Nothing but a number is expected: the count of lines in the data below that include "jdbc".

*** Input material ***

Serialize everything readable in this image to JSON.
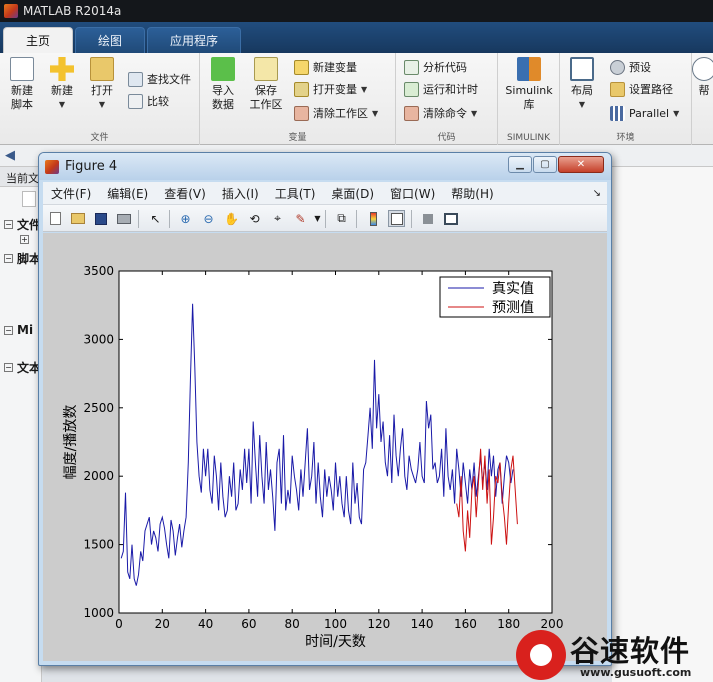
{
  "app": {
    "title": "MATLAB R2014a"
  },
  "tabs": [
    {
      "label": "主页"
    },
    {
      "label": "绘图"
    },
    {
      "label": "应用程序"
    }
  ],
  "ribbon": {
    "file_group": {
      "label": "文件",
      "new_script": "新建\n脚本",
      "new": "新建",
      "open": "打开",
      "find_files": "查找文件",
      "compare": "比较"
    },
    "variable_group": {
      "label": "变量",
      "import_data": "导入\n数据",
      "save_workspace": "保存\n工作区",
      "new_variable": "新建变量",
      "open_variable": "打开变量",
      "clear_workspace": "清除工作区"
    },
    "code_group": {
      "label": "代码",
      "analyze_code": "分析代码",
      "run_and_time": "运行和计时",
      "clear_commands": "清除命令"
    },
    "simulink_group": {
      "label": "SIMULINK",
      "simulink_library": "Simulink\n库"
    },
    "environment_group": {
      "label": "环境",
      "layout": "布局",
      "preferences": "预设",
      "set_path": "设置路径",
      "parallel": "Parallel"
    },
    "help_partial": "帮"
  },
  "current_folder": {
    "label": "当前文"
  },
  "left_panel": {
    "items": [
      "文件",
      "脚本",
      "Mi",
      "文本"
    ]
  },
  "figure": {
    "title": "Figure 4",
    "menu": [
      "文件(F)",
      "编辑(E)",
      "查看(V)",
      "插入(I)",
      "工具(T)",
      "桌面(D)",
      "窗口(W)",
      "帮助(H)"
    ]
  },
  "chart_data": {
    "type": "line",
    "xlabel": "时间/天数",
    "ylabel": "幅度/播放数",
    "xlim": [
      0,
      200
    ],
    "ylim": [
      1000,
      3500
    ],
    "xticks": [
      0,
      20,
      40,
      60,
      80,
      100,
      120,
      140,
      160,
      180,
      200
    ],
    "yticks": [
      1000,
      1500,
      2000,
      2500,
      3000,
      3500
    ],
    "legend_position": "top-right",
    "grid": false,
    "series": [
      {
        "name": "真实值",
        "color": "#1a1aa8",
        "x_start": 1,
        "values": [
          1400,
          1450,
          1880,
          1300,
          1250,
          1500,
          1250,
          1200,
          1280,
          1450,
          1380,
          1600,
          1650,
          1700,
          1500,
          1600,
          1550,
          1450,
          1650,
          1700,
          1620,
          1500,
          1400,
          1680,
          1600,
          1420,
          1550,
          1650,
          1480,
          1600,
          1700,
          2100,
          2700,
          3260,
          2800,
          2250,
          2000,
          1880,
          2200,
          2000,
          2200,
          1900,
          1800,
          2150,
          2000,
          1750,
          2100,
          1850,
          1700,
          1750,
          2000,
          1850,
          2100,
          1750,
          1800,
          2050,
          1900,
          2200,
          1950,
          2200,
          1800,
          2400,
          2100,
          1850,
          2300,
          2000,
          1800,
          2250,
          1900,
          2050,
          1850,
          1600,
          2100,
          2200,
          1800,
          2300,
          1750,
          1900,
          1800,
          2150,
          2000,
          1900,
          1750,
          2050,
          1850,
          2100,
          2350,
          1900,
          2000,
          2250,
          1800,
          2100,
          1850,
          1700,
          2050,
          1850,
          2000,
          1900,
          1750,
          2100,
          1850,
          2000,
          1800,
          1700,
          2000,
          1750,
          1650,
          2100,
          1800,
          1950,
          1700,
          1650,
          2050,
          2100,
          2300,
          2500,
          2200,
          2850,
          2350,
          2600,
          2250,
          2400,
          2100,
          2000,
          2300,
          1950,
          2450,
          2150,
          2000,
          2200,
          2350,
          2000,
          1900,
          2150,
          2050,
          2000,
          1950,
          2050,
          2250,
          2000,
          1950,
          2550,
          2350,
          2450,
          2050,
          2100,
          1950,
          2000,
          2200,
          1850,
          2350,
          2000,
          1900,
          2050,
          1800,
          2200,
          2050,
          1850,
          2100,
          1950,
          1800,
          2050,
          1900,
          2100,
          1850,
          2000,
          2150,
          1950,
          2100,
          1900,
          2200,
          2000,
          2150,
          1850,
          2050,
          2100,
          1800,
          2000,
          2150,
          2100,
          1950,
          2050
        ]
      },
      {
        "name": "预测值",
        "color": "#cc1111",
        "x_start": 156,
        "values": [
          1800,
          1700,
          2000,
          1600,
          1450,
          1750,
          1550,
          1900,
          2000,
          1700,
          1950,
          2200,
          1900,
          2150,
          1800,
          2050,
          1500,
          1700,
          2000,
          1950,
          2100,
          1850,
          1700,
          1500,
          1800,
          2050,
          2150,
          1900,
          1650
        ]
      }
    ]
  },
  "watermark": {
    "text": "谷速软件",
    "url": "www.gusuoft.com"
  }
}
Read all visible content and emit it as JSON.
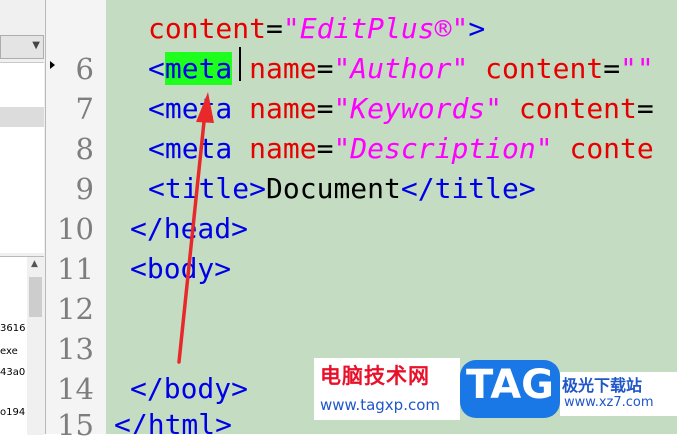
{
  "file_panel": {
    "file_items": [
      "3616",
      "exe",
      "43a0",
      "o194"
    ]
  },
  "gutter": {
    "line_numbers": [
      "6",
      "7",
      "8",
      "9",
      "10",
      "11",
      "12",
      "13",
      "14",
      "15"
    ]
  },
  "editor": {
    "line5": {
      "attr": "content",
      "eq": "=",
      "value": "\"EditPlus®\"",
      "close": ">"
    },
    "line6": {
      "open": "<",
      "tag": "meta",
      "attr1": "name",
      "eq1": "=",
      "val1": "\"Author\"",
      "attr2": "content",
      "eq2": "=",
      "val2": "\"\""
    },
    "line7": {
      "open": "<",
      "tag": "meta",
      "attr1": "name",
      "eq1": "=",
      "val1": "\"Keywords\"",
      "attr2": "content",
      "eq2": "="
    },
    "line8": {
      "open": "<",
      "tag": "meta",
      "attr1": "name",
      "eq1": "=",
      "val1": "\"Description\"",
      "attr2": "conte"
    },
    "line9": {
      "open": "<title>",
      "text": "Document",
      "close": "</title>"
    },
    "line10": {
      "text": "</head>"
    },
    "line11": {
      "text": "<body>"
    },
    "line14": {
      "text": "</body>"
    },
    "line15": {
      "text": "</html>"
    }
  },
  "watermark": {
    "cn_title": "电脑技术网",
    "url": "www.tagxp.com",
    "badge": "TAG",
    "site_name": "极光下载站",
    "site_domain": "www.xz7.com"
  },
  "colors": {
    "code_background": "#c3dcc2",
    "tag": "#0000e6",
    "attribute": "#e60000",
    "value": "#ff00ff",
    "highlight": "#1eff1e",
    "arrow": "#e8282a"
  }
}
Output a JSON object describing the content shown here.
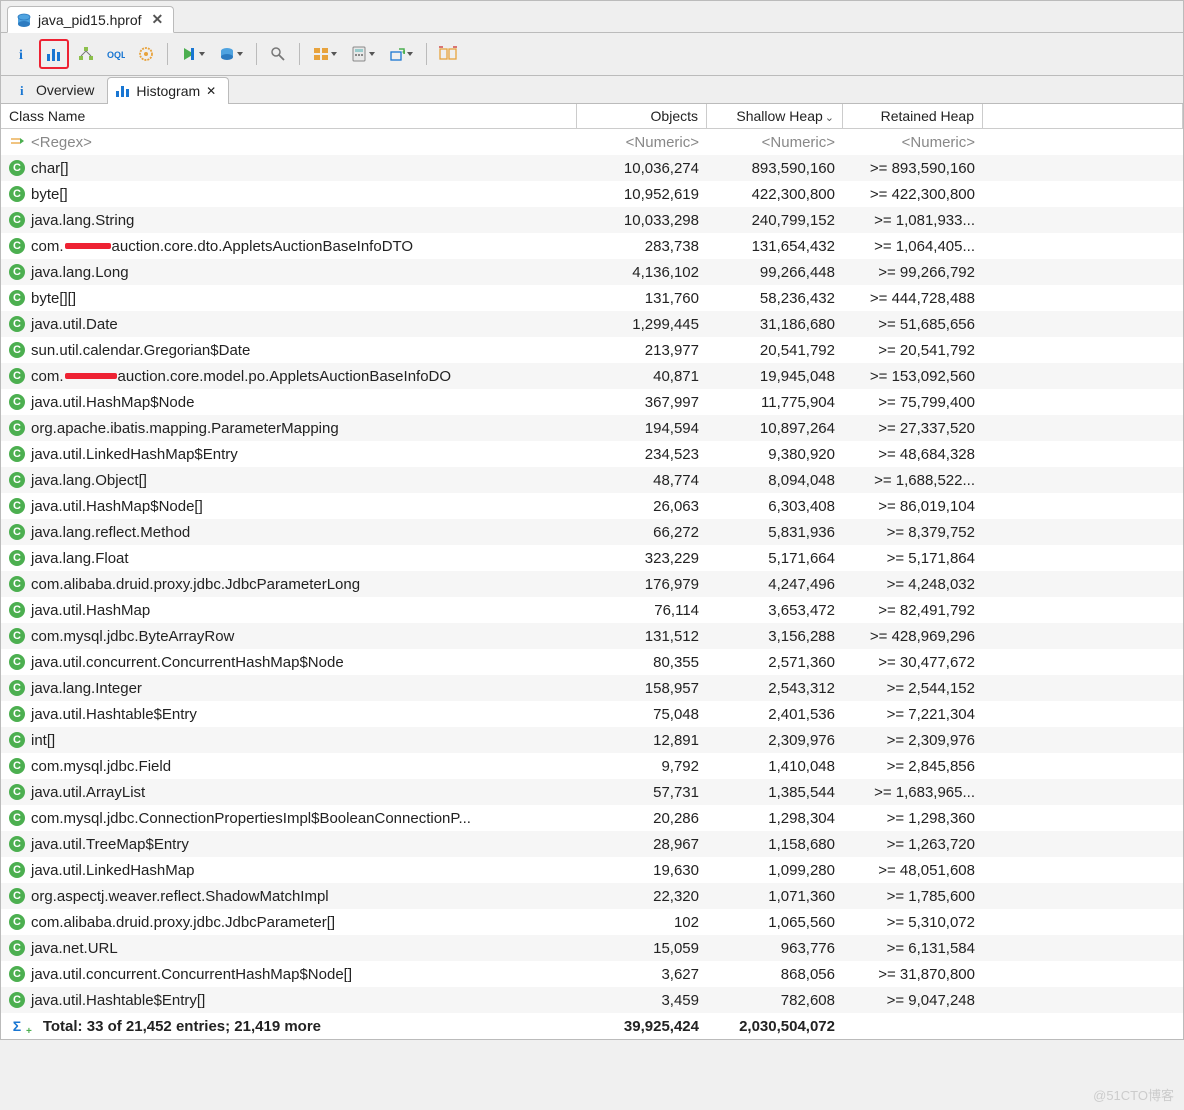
{
  "file_tab": {
    "title": "java_pid15.hprof"
  },
  "view_tabs": {
    "overview": "Overview",
    "histogram": "Histogram"
  },
  "columns": {
    "class": "Class Name",
    "objects": "Objects",
    "shallow": "Shallow Heap",
    "retained": "Retained Heap"
  },
  "regex_row": {
    "class": "<Regex>",
    "objects": "<Numeric>",
    "shallow": "<Numeric>",
    "retained": "<Numeric>"
  },
  "rows": [
    {
      "class": "char[]",
      "objects": "10,036,274",
      "shallow": "893,590,160",
      "retained": ">= 893,590,160"
    },
    {
      "class": "byte[]",
      "objects": "10,952,619",
      "shallow": "422,300,800",
      "retained": ">= 422,300,800"
    },
    {
      "class": "java.lang.String",
      "objects": "10,033,298",
      "shallow": "240,799,152",
      "retained": ">= 1,081,933..."
    },
    {
      "class": "com.",
      "redact": "w1",
      "class2": "auction.core.dto.AppletsAuctionBaseInfoDTO",
      "objects": "283,738",
      "shallow": "131,654,432",
      "retained": ">= 1,064,405..."
    },
    {
      "class": "java.lang.Long",
      "objects": "4,136,102",
      "shallow": "99,266,448",
      "retained": ">= 99,266,792"
    },
    {
      "class": "byte[][]",
      "objects": "131,760",
      "shallow": "58,236,432",
      "retained": ">= 444,728,488"
    },
    {
      "class": "java.util.Date",
      "objects": "1,299,445",
      "shallow": "31,186,680",
      "retained": ">= 51,685,656"
    },
    {
      "class": "sun.util.calendar.Gregorian$Date",
      "objects": "213,977",
      "shallow": "20,541,792",
      "retained": ">= 20,541,792"
    },
    {
      "class": "com.",
      "redact": "w2",
      "class2": "auction.core.model.po.AppletsAuctionBaseInfoDO",
      "objects": "40,871",
      "shallow": "19,945,048",
      "retained": ">= 153,092,560"
    },
    {
      "class": "java.util.HashMap$Node",
      "objects": "367,997",
      "shallow": "11,775,904",
      "retained": ">= 75,799,400"
    },
    {
      "class": "org.apache.ibatis.mapping.ParameterMapping",
      "objects": "194,594",
      "shallow": "10,897,264",
      "retained": ">= 27,337,520"
    },
    {
      "class": "java.util.LinkedHashMap$Entry",
      "objects": "234,523",
      "shallow": "9,380,920",
      "retained": ">= 48,684,328"
    },
    {
      "class": "java.lang.Object[]",
      "objects": "48,774",
      "shallow": "8,094,048",
      "retained": ">= 1,688,522..."
    },
    {
      "class": "java.util.HashMap$Node[]",
      "objects": "26,063",
      "shallow": "6,303,408",
      "retained": ">= 86,019,104"
    },
    {
      "class": "java.lang.reflect.Method",
      "objects": "66,272",
      "shallow": "5,831,936",
      "retained": ">= 8,379,752"
    },
    {
      "class": "java.lang.Float",
      "objects": "323,229",
      "shallow": "5,171,664",
      "retained": ">= 5,171,864"
    },
    {
      "class": "com.alibaba.druid.proxy.jdbc.JdbcParameterLong",
      "objects": "176,979",
      "shallow": "4,247,496",
      "retained": ">= 4,248,032"
    },
    {
      "class": "java.util.HashMap",
      "objects": "76,114",
      "shallow": "3,653,472",
      "retained": ">= 82,491,792"
    },
    {
      "class": "com.mysql.jdbc.ByteArrayRow",
      "objects": "131,512",
      "shallow": "3,156,288",
      "retained": ">= 428,969,296"
    },
    {
      "class": "java.util.concurrent.ConcurrentHashMap$Node",
      "objects": "80,355",
      "shallow": "2,571,360",
      "retained": ">= 30,477,672"
    },
    {
      "class": "java.lang.Integer",
      "objects": "158,957",
      "shallow": "2,543,312",
      "retained": ">= 2,544,152"
    },
    {
      "class": "java.util.Hashtable$Entry",
      "objects": "75,048",
      "shallow": "2,401,536",
      "retained": ">= 7,221,304"
    },
    {
      "class": "int[]",
      "objects": "12,891",
      "shallow": "2,309,976",
      "retained": ">= 2,309,976"
    },
    {
      "class": "com.mysql.jdbc.Field",
      "objects": "9,792",
      "shallow": "1,410,048",
      "retained": ">= 2,845,856"
    },
    {
      "class": "java.util.ArrayList",
      "objects": "57,731",
      "shallow": "1,385,544",
      "retained": ">= 1,683,965..."
    },
    {
      "class": "com.mysql.jdbc.ConnectionPropertiesImpl$BooleanConnectionP...",
      "objects": "20,286",
      "shallow": "1,298,304",
      "retained": ">= 1,298,360"
    },
    {
      "class": "java.util.TreeMap$Entry",
      "objects": "28,967",
      "shallow": "1,158,680",
      "retained": ">= 1,263,720"
    },
    {
      "class": "java.util.LinkedHashMap",
      "objects": "19,630",
      "shallow": "1,099,280",
      "retained": ">= 48,051,608"
    },
    {
      "class": "org.aspectj.weaver.reflect.ShadowMatchImpl",
      "objects": "22,320",
      "shallow": "1,071,360",
      "retained": ">= 1,785,600"
    },
    {
      "class": "com.alibaba.druid.proxy.jdbc.JdbcParameter[]",
      "objects": "102",
      "shallow": "1,065,560",
      "retained": ">= 5,310,072"
    },
    {
      "class": "java.net.URL",
      "objects": "15,059",
      "shallow": "963,776",
      "retained": ">= 6,131,584"
    },
    {
      "class": "java.util.concurrent.ConcurrentHashMap$Node[]",
      "objects": "3,627",
      "shallow": "868,056",
      "retained": ">= 31,870,800"
    },
    {
      "class": "java.util.Hashtable$Entry[]",
      "objects": "3,459",
      "shallow": "782,608",
      "retained": ">= 9,047,248"
    }
  ],
  "total": {
    "label": "Total: 33 of 21,452 entries; 21,419 more",
    "objects": "39,925,424",
    "shallow": "2,030,504,072",
    "retained": ""
  },
  "watermark": "@51CTO博客"
}
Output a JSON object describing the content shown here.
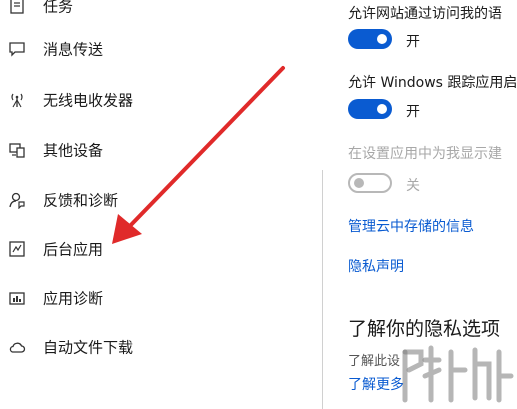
{
  "sidebar": {
    "items": [
      {
        "label": "任务",
        "icon": "task-icon"
      },
      {
        "label": "消息传送",
        "icon": "message-icon"
      },
      {
        "label": "无线电收发器",
        "icon": "radio-icon"
      },
      {
        "label": "其他设备",
        "icon": "devices-icon"
      },
      {
        "label": "反馈和诊断",
        "icon": "feedback-icon"
      },
      {
        "label": "后台应用",
        "icon": "background-apps-icon"
      },
      {
        "label": "应用诊断",
        "icon": "app-diagnostics-icon"
      },
      {
        "label": "自动文件下载",
        "icon": "cloud-icon"
      }
    ]
  },
  "main": {
    "setting1": {
      "text": "允许网站通过访问我的语",
      "toggle_label": "开",
      "on": true
    },
    "setting2": {
      "text": "允许 Windows 跟踪应用启",
      "toggle_label": "开",
      "on": true
    },
    "setting3": {
      "text": "在设置应用中为我显示建",
      "toggle_label": "关",
      "on": false
    },
    "link_cloud": "管理云中存储的信息",
    "link_privacy": "隐私声明",
    "privacy_heading": "了解你的隐私选项",
    "privacy_desc": "了解此设",
    "link_learn_more": "了解更多"
  },
  "colors": {
    "accent": "#0a5bd1",
    "arrow": "#e02a2a"
  }
}
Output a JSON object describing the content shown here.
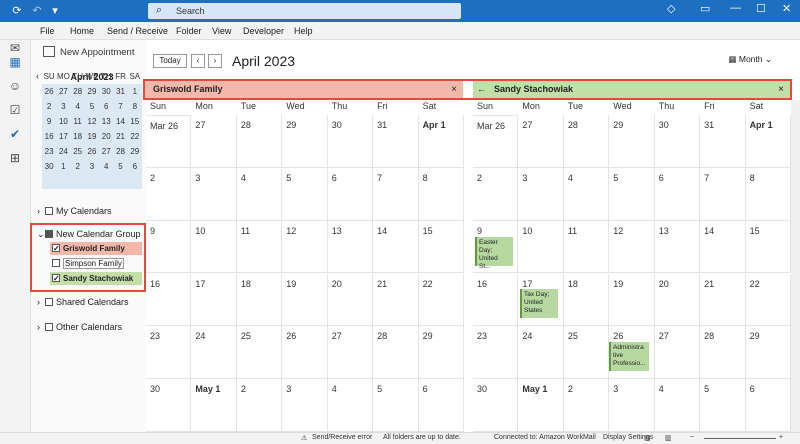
{
  "search": {
    "placeholder": "Search"
  },
  "ribbon": [
    "File",
    "Home",
    "Send / Receive",
    "Folder",
    "View",
    "Developer",
    "Help"
  ],
  "nav": {
    "new_appointment": "New Appointment",
    "minical": {
      "title": "April 2023",
      "dow": [
        "SU",
        "MO",
        "TU",
        "WE",
        "TH",
        "FR",
        "SA"
      ],
      "rows": [
        [
          "26",
          "27",
          "28",
          "29",
          "30",
          "31",
          "1"
        ],
        [
          "2",
          "3",
          "4",
          "5",
          "6",
          "7",
          "8"
        ],
        [
          "9",
          "10",
          "11",
          "12",
          "13",
          "14",
          "15"
        ],
        [
          "16",
          "17",
          "18",
          "19",
          "20",
          "21",
          "22"
        ],
        [
          "23",
          "24",
          "25",
          "26",
          "27",
          "28",
          "29"
        ],
        [
          "30",
          "1",
          "2",
          "3",
          "4",
          "5",
          "6"
        ]
      ]
    },
    "my_calendars": "My Calendars",
    "group": "New Calendar Group",
    "cal1": "Griswold Family",
    "cal2": "Simpson Family",
    "cal3": "Sandy Stachowiak",
    "shared": "Shared Calendars",
    "other": "Other Calendars"
  },
  "toolbar": {
    "today": "Today",
    "prev": "‹",
    "next": "›",
    "month_title": "April 2023",
    "view": "Month"
  },
  "tabs": {
    "left": "Griswold Family",
    "right": "Sandy Stachowiak",
    "close": "×",
    "arrow": "←"
  },
  "colors": {
    "griswold": "#f4b8aa",
    "sandy": "#c2dfa8",
    "accent": "#1d6fc2",
    "outline": "#e14b3b"
  },
  "dow": [
    "Sun",
    "Mon",
    "Tue",
    "Wed",
    "Thu",
    "Fri",
    "Sat"
  ],
  "weeks": [
    [
      "Mar 26",
      "27",
      "28",
      "29",
      "30",
      "31",
      "Apr 1"
    ],
    [
      "2",
      "3",
      "4",
      "5",
      "6",
      "7",
      "8"
    ],
    [
      "9",
      "10",
      "11",
      "12",
      "13",
      "14",
      "15"
    ],
    [
      "16",
      "17",
      "18",
      "19",
      "20",
      "21",
      "22"
    ],
    [
      "23",
      "24",
      "25",
      "26",
      "27",
      "28",
      "29"
    ],
    [
      "30",
      "May 1",
      "2",
      "3",
      "4",
      "5",
      "6"
    ]
  ],
  "appointments": {
    "easter": "Easter Day; United St...",
    "tax": "Tax Day; United States",
    "admin": "Administra tive Professio..."
  },
  "status": {
    "error": "Send/Receive error",
    "folders": "All folders are up to date.",
    "connected": "Connected to: Amazon WorkMail",
    "display": "Display Settings"
  }
}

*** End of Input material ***

Written solution: 5